Adapting to your local context

Growing WIL is challenging. What your faculty (or school) does in any of these areas will be influenced by the stage of development that your faculty has reached, so the first step involve in leading any WIL program is to examine your context and plan your approach.
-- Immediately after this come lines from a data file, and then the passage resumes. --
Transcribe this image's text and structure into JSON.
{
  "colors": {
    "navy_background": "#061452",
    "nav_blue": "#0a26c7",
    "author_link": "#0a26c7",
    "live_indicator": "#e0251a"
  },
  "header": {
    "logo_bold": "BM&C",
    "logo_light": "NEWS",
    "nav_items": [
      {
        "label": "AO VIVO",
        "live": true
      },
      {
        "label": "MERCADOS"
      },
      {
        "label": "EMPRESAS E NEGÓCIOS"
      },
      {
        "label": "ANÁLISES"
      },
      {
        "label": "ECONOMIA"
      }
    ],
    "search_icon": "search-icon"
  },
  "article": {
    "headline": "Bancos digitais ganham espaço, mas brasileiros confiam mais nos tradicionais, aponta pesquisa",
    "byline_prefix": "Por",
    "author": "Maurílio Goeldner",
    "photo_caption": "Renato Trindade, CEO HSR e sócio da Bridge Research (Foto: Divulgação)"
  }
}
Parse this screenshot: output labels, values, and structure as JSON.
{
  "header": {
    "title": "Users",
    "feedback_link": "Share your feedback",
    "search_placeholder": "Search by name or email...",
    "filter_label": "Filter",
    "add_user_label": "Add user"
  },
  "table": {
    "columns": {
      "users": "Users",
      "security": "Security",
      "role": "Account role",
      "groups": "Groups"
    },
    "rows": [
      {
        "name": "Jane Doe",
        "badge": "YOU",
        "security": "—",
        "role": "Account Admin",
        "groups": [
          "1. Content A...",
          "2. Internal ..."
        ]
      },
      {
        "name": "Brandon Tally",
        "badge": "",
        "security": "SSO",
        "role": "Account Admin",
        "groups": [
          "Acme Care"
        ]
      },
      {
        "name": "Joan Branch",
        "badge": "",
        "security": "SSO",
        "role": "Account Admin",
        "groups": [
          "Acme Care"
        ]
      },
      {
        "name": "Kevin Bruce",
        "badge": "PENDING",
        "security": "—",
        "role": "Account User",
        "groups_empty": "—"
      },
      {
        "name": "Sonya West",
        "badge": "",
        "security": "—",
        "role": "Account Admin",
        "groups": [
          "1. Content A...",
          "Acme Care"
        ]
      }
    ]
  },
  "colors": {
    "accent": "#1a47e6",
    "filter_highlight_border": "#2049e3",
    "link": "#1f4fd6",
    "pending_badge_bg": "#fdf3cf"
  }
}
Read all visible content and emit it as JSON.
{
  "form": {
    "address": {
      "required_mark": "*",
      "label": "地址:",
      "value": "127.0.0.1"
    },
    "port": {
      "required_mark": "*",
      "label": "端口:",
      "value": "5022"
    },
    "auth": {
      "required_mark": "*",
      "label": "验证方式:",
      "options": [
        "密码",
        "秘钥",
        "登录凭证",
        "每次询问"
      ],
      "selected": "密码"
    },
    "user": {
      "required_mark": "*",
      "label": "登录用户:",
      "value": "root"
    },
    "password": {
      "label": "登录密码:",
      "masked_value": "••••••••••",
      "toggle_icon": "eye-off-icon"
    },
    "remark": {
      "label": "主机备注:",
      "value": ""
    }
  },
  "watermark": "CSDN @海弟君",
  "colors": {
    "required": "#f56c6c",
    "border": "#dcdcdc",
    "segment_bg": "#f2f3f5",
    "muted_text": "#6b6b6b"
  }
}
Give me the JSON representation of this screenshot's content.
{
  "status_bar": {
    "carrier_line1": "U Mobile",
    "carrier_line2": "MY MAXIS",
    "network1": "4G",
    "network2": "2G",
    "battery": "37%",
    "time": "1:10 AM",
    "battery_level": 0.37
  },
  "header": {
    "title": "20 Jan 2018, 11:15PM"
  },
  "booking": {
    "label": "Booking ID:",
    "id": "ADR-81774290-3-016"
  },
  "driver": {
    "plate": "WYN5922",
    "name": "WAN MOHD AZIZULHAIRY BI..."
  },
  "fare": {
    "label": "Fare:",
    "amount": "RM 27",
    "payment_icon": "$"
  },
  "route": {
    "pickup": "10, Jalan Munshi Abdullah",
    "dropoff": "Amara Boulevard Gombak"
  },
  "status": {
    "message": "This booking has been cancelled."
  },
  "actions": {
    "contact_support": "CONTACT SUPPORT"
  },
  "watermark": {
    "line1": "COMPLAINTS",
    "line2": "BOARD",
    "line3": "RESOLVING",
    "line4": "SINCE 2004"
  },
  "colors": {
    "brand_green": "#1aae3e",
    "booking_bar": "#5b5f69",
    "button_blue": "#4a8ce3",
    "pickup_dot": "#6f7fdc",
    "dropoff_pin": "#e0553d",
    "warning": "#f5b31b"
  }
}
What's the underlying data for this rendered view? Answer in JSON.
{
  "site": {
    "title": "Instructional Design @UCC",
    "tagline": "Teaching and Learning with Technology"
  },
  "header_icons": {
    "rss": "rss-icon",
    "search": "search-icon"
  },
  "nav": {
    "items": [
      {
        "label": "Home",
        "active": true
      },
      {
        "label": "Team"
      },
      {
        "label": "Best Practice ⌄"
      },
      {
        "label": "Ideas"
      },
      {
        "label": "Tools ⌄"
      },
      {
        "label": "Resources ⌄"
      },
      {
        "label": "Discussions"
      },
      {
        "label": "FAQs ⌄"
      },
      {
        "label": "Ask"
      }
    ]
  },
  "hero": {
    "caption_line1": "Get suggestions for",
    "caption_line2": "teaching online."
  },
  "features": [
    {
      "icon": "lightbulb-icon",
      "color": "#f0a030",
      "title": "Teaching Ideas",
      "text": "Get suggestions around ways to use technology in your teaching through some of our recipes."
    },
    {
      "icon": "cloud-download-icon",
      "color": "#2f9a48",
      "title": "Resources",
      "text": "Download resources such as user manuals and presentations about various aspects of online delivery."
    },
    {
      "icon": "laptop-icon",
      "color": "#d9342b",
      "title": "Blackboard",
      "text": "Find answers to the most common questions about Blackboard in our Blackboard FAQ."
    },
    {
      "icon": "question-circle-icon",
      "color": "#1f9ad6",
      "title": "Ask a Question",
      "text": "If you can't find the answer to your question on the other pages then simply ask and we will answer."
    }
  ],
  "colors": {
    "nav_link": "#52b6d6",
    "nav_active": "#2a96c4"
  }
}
It is worth taking the time to understand what already exists, is needed, and is achievable.

In a project funded by the Office of the Chief Scientist we observed that science faculties were at very different stages of implementation of WIL programs and classified them into the following three stages:

Initiating and planning
Faculties starting out to build WIL systemically into their courses typically:

  • define work-integrated learning in their own context
  • map existing WIL activity to identify opportunities, find local practitioners and build awareness
  • negotiate targets for the WIL activity including decisions status in course structures

Unifying WIL in Science
Providing WIL across complex interconnected science degrees

Building and trialing
Faculties that are creating new ways of working with WIL typically:

  • foster WIL champions and build capability in teaching WIL
  • test different models of WIL
  • create strong links with University career services and industry engagement

Exploring alternate models for WIL in Science: Linking Work with Learning
Development of professional skills in science students through a work-integrated learning Honours stream

Expanding and refining
Faculties that deliver widespread WIL to most (or all) students typically:

  • Revise course structures to support WIL across diverse courses
  • Invest in Faculty WIL support teams and industry engagement
  • Create named leaders for WIL as part of the Faculty leadership team

Scaling-up Professional Experience Programs: developing a framework to support broad-based WIL
Learning to Work, Working to Learn: Curriculum design and teaching practice for WIL in the Natural and Physical Sciences